*** Record extracts

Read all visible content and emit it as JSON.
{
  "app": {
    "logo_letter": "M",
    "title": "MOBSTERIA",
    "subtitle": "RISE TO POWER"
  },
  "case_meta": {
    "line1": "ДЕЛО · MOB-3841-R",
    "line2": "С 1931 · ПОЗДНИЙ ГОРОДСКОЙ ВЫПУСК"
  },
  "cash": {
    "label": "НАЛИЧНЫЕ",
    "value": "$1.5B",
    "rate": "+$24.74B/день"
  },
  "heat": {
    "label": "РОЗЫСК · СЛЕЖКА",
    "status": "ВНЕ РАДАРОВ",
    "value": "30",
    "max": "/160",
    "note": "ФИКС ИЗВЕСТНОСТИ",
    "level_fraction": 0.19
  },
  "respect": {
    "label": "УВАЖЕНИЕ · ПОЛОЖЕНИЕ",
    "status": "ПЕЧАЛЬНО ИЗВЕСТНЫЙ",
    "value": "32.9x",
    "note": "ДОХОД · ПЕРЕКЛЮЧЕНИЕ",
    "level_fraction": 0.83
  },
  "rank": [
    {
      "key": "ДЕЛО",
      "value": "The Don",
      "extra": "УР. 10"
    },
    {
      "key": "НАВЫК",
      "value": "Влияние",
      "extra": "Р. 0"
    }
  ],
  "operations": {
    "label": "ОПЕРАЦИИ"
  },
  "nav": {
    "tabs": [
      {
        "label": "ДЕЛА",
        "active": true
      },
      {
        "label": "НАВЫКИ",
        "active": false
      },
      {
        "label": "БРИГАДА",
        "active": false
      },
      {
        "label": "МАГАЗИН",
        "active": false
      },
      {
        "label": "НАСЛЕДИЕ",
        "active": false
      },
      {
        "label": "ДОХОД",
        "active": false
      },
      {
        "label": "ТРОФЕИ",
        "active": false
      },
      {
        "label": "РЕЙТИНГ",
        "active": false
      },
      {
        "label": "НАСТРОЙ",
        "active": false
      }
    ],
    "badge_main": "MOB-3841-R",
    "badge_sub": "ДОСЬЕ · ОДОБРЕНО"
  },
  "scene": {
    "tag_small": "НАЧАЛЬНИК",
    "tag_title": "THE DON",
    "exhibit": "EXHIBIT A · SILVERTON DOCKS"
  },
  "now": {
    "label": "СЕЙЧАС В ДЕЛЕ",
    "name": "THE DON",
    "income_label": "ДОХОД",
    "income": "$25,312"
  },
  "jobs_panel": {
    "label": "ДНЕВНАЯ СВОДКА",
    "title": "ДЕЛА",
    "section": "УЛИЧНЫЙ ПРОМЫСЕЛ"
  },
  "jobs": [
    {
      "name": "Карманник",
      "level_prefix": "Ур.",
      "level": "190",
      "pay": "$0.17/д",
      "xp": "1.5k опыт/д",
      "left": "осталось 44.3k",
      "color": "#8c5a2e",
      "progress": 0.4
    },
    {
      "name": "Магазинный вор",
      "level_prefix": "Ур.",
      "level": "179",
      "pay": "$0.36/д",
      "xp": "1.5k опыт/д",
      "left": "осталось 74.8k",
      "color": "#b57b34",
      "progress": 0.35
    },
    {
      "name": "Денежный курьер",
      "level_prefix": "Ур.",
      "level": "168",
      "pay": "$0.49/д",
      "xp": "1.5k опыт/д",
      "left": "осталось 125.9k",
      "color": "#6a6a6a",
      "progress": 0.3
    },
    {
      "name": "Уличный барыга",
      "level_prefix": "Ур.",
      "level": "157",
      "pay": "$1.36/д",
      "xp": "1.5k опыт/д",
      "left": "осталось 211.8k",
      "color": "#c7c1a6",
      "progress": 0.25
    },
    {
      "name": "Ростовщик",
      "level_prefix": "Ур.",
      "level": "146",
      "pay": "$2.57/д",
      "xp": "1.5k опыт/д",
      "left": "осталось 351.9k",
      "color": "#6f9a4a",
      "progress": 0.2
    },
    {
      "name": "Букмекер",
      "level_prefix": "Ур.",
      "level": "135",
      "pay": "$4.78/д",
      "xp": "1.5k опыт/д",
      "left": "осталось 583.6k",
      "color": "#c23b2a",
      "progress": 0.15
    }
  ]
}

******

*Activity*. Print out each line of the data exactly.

*Answer space*.
Read all visible content and emit it as JSON.
{
  "app": {
    "logo_letter": "M",
    "title": "MOBSTERIA",
    "subtitle": "RISE TO POWER"
  },
  "case_meta": {
    "line1": "ДЕЛО · MOB-3841-R",
    "line2": "С 1931 · ПОЗДНИЙ ГОРОДСКОЙ ВЫПУСК"
  },
  "cash": {
    "label": "НАЛИЧНЫЕ",
    "value": "$1.5B",
    "rate": "+$24.74B/день"
  },
  "heat": {
    "label": "РОЗЫСК · СЛЕЖКА",
    "status": "ВНЕ РАДАРОВ",
    "value": "30",
    "max": "/160",
    "note": "ФИКС ИЗВЕСТНОСТИ",
    "level_fraction": 0.19
  },
  "respect": {
    "label": "УВАЖЕНИЕ · ПОЛОЖЕНИЕ",
    "status": "ПЕЧАЛЬНО ИЗВЕСТНЫЙ",
    "value": "32.9x",
    "note": "ДОХОД · ПЕРЕКЛЮЧЕНИЕ",
    "level_fraction": 0.83
  },
  "rank": [
    {
      "key": "ДЕЛО",
      "value": "The Don",
      "extra": "УР. 10"
    },
    {
      "key": "НАВЫК",
      "value": "Влияние",
      "extra": "Р. 0"
    }
  ],
  "operations": {
    "label": "ОПЕРАЦИИ"
  },
  "nav": {
    "tabs": [
      {
        "label": "ДЕЛА",
        "active": true
      },
      {
        "label": "НАВЫКИ",
        "active": false
      },
      {
        "label": "БРИГАДА",
        "active": false
      },
      {
        "label": "МАГАЗИН",
        "active": false
      },
      {
        "label": "НАСЛЕДИЕ",
        "active": false
      },
      {
        "label": "ДОХОД",
        "active": false
      },
      {
        "label": "ТРОФЕИ",
        "active": false
      },
      {
        "label": "РЕЙТИНГ",
        "active": false
      },
      {
        "label": "НАСТРОЙ",
        "active": false
      }
    ],
    "badge_main": "MOB-3841-R",
    "badge_sub": "ДОСЬЕ · ОДОБРЕНО"
  },
  "scene": {
    "tag_small": "НАЧАЛЬНИК",
    "tag_title": "THE DON",
    "exhibit": "EXHIBIT A · SILVERTON DOCKS"
  },
  "now": {
    "label": "СЕЙЧАС В ДЕЛЕ",
    "name": "THE DON",
    "income_label": "ДОХОД",
    "income": "$25,312"
  },
  "jobs_panel": {
    "label": "ДНЕВНАЯ СВОДКА",
    "title": "ДЕЛА",
    "section": "УЛИЧНЫЙ ПРОМЫСЕЛ"
  },
  "jobs": [
    {
      "name": "Карманник",
      "level_prefix": "Ур.",
      "level": "190",
      "pay": "$0.17/д",
      "xp": "1.5k опыт/д",
      "left": "осталось 44.3k",
      "color": "#8c5a2e",
      "progress": 0.4
    },
    {
      "name": "Магазинный вор",
      "level_prefix": "Ур.",
      "level": "179",
      "pay": "$0.36/д",
      "xp": "1.5k опыт/д",
      "left": "осталось 74.8k",
      "color": "#b57b34",
      "progress": 0.35
    },
    {
      "name": "Денежный курьер",
      "level_prefix": "Ур.",
      "level": "168",
      "pay": "$0.49/д",
      "xp": "1.5k опыт/д",
      "left": "осталось 125.9k",
      "color": "#6a6a6a",
      "progress": 0.3
    },
    {
      "name": "Уличный барыга",
      "level_prefix": "Ур.",
      "level": "157",
      "pay": "$1.36/д",
      "xp": "1.5k опыт/д",
      "left": "осталось 211.8k",
      "color": "#c7c1a6",
      "progress": 0.25
    },
    {
      "name": "Ростовщик",
      "level_prefix": "Ур.",
      "level": "146",
      "pay": "$2.57/д",
      "xp": "1.5k опыт/д",
      "left": "осталось 351.9k",
      "color": "#6f9a4a",
      "progress": 0.2
    },
    {
      "name": "Букмекер",
      "level_prefix": "Ур.",
      "level": "135",
      "pay": "$4.78/д",
      "xp": "1.5k опыт/д",
      "left": "осталось 583.6k",
      "color": "#c23b2a",
      "progress": 0.15
    }
  ]
}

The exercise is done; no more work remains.